## Aim of the exercise
The response must consist of each line in the listing that has the word "Commissariat" in it.

## Listed entries
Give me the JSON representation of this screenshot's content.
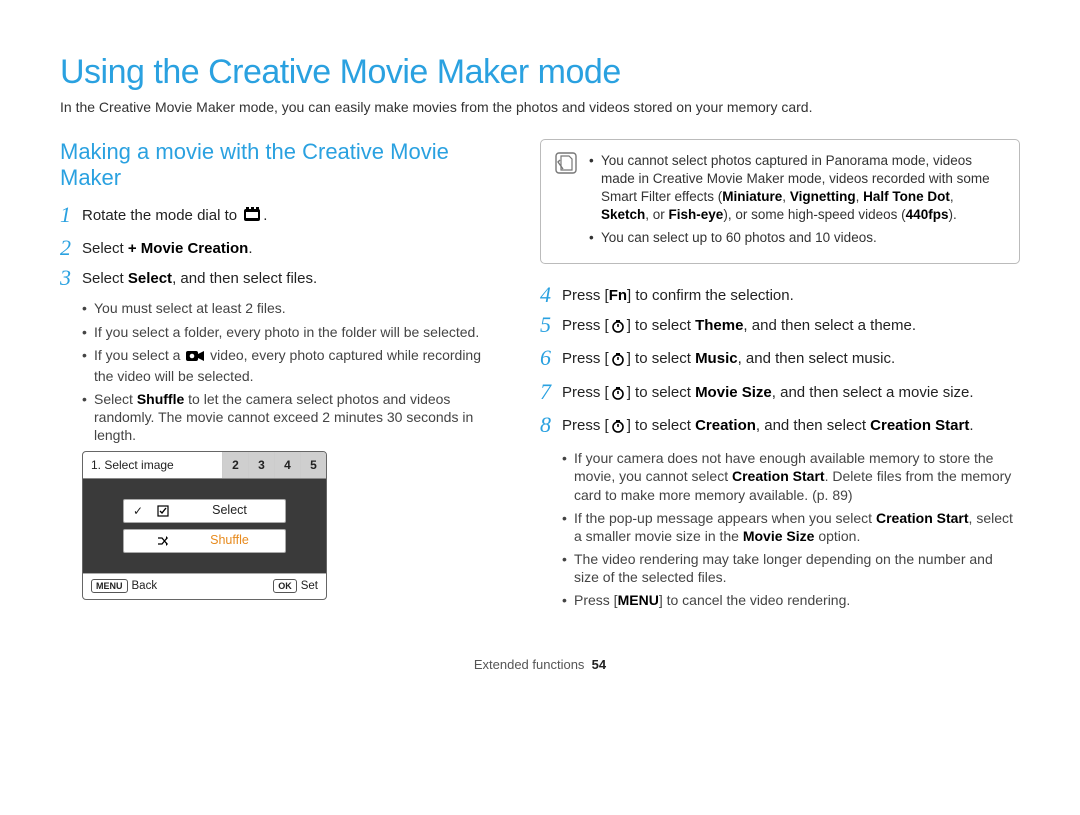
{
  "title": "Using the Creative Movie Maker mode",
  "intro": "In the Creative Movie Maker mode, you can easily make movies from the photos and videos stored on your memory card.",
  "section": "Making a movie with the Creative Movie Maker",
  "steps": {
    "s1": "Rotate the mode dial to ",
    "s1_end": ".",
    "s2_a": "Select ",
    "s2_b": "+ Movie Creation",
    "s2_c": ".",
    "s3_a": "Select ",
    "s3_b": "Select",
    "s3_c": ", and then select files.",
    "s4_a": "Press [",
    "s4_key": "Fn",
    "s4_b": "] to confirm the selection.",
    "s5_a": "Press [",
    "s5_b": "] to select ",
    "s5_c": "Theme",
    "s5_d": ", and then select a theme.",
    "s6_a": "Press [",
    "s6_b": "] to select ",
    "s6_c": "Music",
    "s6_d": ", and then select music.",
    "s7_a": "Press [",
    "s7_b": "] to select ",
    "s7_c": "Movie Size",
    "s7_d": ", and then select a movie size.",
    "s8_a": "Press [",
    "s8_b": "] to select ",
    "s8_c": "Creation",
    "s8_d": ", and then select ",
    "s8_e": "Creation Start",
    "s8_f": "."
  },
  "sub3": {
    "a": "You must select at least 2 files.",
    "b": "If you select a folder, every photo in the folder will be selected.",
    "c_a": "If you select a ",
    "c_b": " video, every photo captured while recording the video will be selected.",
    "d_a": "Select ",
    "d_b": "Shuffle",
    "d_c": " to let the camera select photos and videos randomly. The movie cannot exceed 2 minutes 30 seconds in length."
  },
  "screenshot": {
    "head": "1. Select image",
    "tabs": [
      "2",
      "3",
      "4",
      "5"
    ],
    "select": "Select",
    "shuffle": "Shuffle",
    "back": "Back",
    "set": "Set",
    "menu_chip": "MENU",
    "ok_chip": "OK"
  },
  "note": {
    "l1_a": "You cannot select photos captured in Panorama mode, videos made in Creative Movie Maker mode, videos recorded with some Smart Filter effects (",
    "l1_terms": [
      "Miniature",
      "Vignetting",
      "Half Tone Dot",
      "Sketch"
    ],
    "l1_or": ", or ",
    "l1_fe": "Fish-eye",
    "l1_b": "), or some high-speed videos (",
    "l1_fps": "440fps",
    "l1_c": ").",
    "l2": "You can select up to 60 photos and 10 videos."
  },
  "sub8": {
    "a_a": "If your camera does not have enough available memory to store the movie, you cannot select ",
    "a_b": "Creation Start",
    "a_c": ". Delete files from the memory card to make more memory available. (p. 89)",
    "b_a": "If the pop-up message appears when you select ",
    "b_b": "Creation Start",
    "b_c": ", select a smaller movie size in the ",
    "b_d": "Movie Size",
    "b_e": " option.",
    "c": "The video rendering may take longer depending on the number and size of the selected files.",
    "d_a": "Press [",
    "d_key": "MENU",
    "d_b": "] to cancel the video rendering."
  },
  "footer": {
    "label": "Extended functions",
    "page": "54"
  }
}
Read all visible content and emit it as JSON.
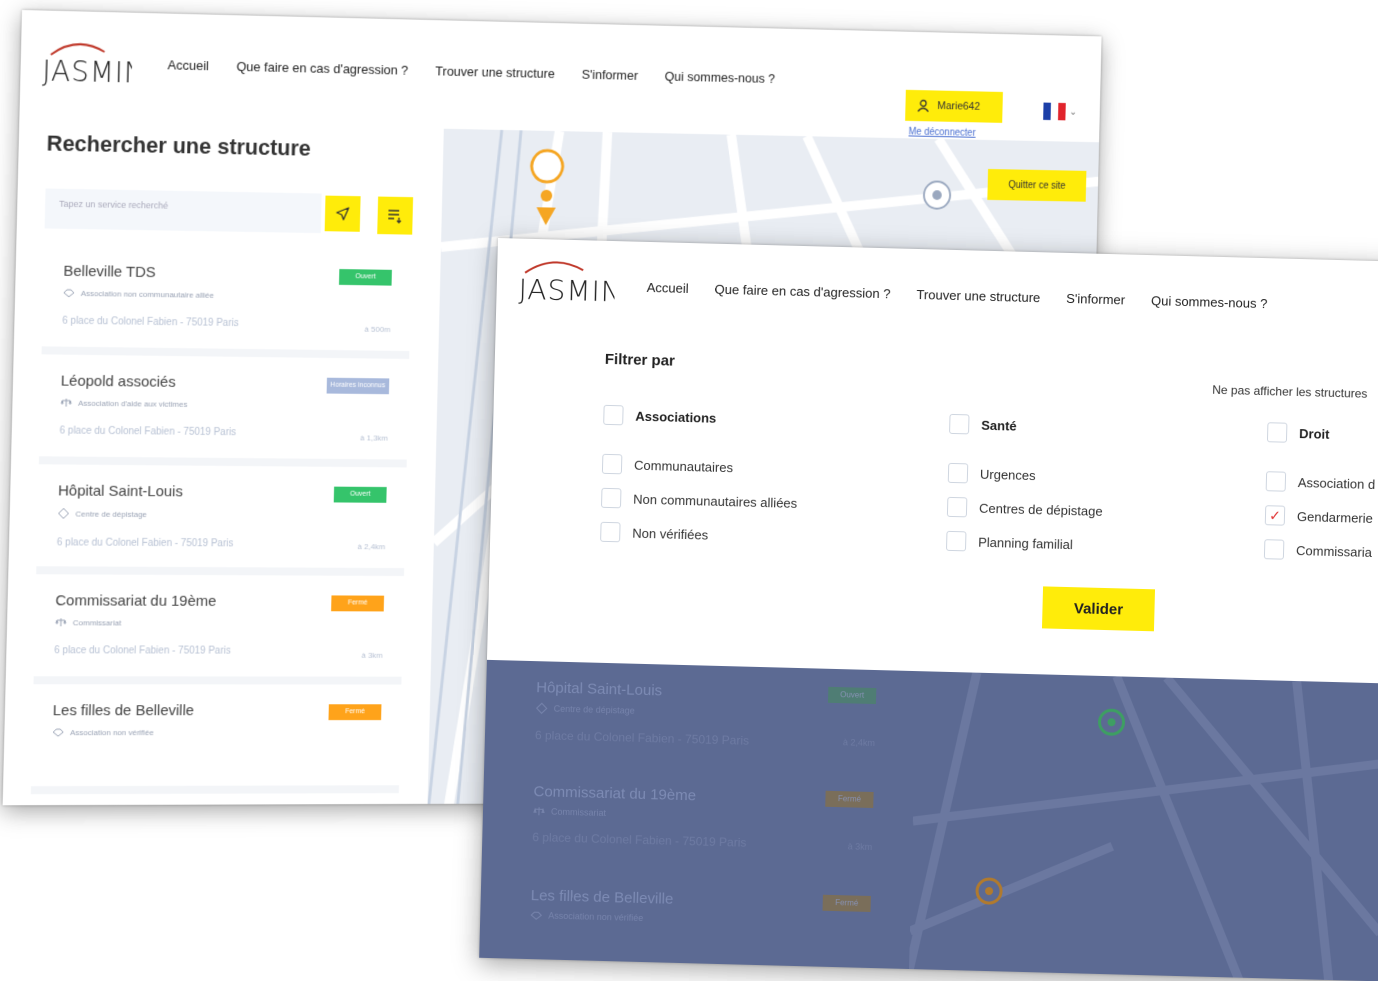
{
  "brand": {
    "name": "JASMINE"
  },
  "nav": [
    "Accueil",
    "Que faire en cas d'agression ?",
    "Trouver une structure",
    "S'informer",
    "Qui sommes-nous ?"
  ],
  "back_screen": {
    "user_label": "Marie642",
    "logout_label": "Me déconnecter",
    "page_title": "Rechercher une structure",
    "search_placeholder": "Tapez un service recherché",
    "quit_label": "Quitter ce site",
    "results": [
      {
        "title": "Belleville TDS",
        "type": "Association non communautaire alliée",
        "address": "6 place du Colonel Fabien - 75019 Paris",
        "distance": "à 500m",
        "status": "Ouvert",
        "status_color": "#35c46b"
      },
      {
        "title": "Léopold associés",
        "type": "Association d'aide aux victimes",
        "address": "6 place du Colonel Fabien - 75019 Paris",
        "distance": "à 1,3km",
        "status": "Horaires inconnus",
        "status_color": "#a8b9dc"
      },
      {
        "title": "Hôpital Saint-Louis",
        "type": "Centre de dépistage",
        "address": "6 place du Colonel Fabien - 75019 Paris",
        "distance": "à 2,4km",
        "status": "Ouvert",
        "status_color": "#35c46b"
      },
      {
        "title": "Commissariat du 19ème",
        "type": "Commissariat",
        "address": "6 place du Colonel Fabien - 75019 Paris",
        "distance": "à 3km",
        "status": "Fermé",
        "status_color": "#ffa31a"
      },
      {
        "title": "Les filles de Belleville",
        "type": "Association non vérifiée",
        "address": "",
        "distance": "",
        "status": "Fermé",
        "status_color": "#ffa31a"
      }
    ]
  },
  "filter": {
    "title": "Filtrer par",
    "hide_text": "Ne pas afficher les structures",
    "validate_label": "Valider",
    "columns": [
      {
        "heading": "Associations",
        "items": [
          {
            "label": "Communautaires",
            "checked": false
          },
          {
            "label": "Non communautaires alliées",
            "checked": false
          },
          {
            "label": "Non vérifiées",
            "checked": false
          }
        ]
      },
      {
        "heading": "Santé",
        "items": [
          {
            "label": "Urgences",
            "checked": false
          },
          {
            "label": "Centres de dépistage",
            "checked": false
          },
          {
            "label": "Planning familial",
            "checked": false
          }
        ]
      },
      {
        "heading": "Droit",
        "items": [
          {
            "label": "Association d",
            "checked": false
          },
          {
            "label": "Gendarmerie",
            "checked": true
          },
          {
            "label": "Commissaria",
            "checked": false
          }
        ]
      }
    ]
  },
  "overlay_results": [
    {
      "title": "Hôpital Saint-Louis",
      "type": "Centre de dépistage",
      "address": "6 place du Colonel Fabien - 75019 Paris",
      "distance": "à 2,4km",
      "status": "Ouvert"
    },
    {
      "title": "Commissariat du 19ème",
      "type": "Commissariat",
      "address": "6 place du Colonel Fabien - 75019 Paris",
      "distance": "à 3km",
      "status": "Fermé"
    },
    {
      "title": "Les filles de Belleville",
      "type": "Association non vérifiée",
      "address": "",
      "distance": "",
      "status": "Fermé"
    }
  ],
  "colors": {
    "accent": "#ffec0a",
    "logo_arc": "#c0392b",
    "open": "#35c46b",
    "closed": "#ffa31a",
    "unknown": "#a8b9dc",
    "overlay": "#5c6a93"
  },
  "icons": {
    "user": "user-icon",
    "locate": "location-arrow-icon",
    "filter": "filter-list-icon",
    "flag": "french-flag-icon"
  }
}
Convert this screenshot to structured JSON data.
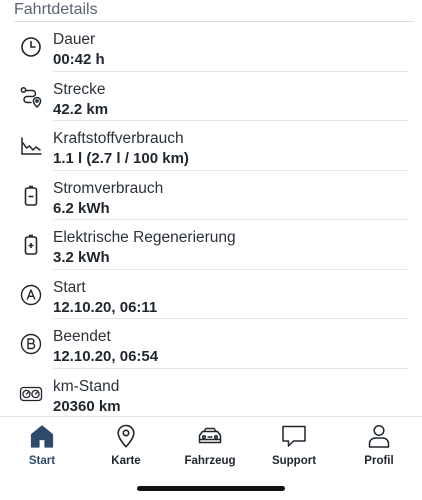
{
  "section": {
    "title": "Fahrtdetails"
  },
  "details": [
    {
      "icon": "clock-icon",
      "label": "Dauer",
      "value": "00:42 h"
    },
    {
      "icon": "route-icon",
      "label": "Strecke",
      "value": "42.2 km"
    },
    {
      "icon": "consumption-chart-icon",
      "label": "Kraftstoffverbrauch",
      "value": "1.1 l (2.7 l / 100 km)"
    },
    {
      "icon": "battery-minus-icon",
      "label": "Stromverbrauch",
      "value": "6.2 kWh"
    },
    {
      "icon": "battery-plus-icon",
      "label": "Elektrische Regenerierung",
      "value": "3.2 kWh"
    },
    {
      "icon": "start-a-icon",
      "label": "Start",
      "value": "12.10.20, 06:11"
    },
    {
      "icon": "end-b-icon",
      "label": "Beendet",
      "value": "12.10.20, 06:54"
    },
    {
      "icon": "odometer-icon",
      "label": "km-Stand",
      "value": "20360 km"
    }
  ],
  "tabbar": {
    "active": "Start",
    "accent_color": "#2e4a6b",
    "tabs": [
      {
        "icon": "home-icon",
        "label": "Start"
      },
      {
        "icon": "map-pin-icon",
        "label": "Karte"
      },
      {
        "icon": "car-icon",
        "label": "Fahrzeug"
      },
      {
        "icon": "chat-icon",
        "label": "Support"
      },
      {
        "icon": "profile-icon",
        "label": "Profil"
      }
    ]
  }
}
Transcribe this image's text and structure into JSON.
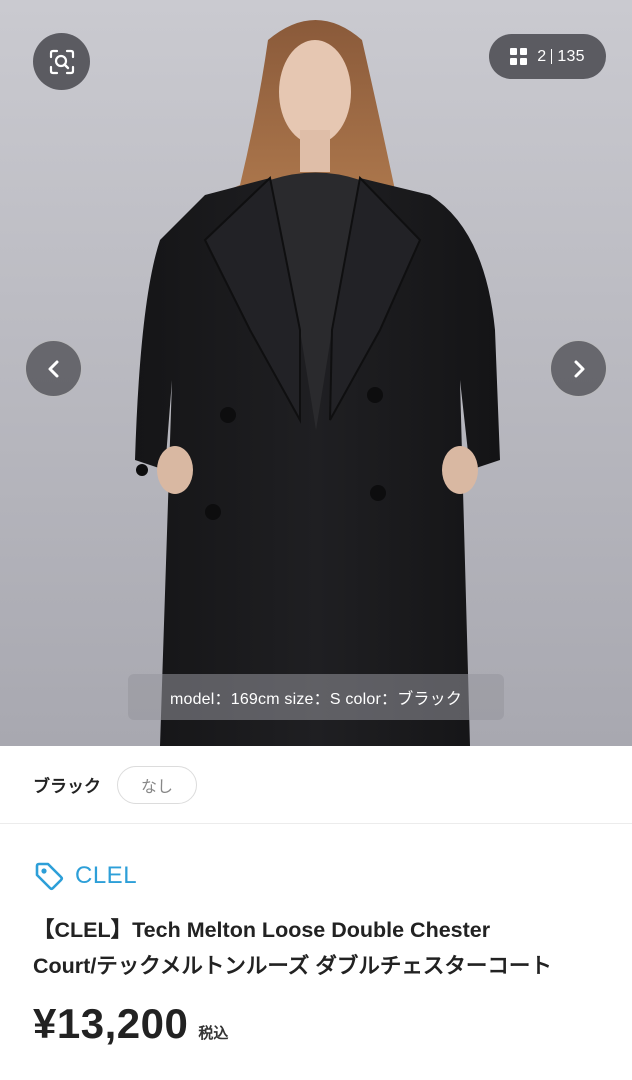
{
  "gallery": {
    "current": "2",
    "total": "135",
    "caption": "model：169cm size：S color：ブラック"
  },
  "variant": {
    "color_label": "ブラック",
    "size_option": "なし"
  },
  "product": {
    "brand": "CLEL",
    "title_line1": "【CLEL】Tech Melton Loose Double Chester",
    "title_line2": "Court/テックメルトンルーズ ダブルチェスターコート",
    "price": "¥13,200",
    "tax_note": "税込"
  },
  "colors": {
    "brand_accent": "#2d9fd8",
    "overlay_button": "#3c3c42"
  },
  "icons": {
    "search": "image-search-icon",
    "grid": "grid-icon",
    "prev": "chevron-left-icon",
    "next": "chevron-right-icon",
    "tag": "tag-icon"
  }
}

## Output of the exercise
        "title": "Commissariat du 19ème",
        "type": "Commissariat",
      "title": "Commissariat du 19ème",
      "type": "Commissariat",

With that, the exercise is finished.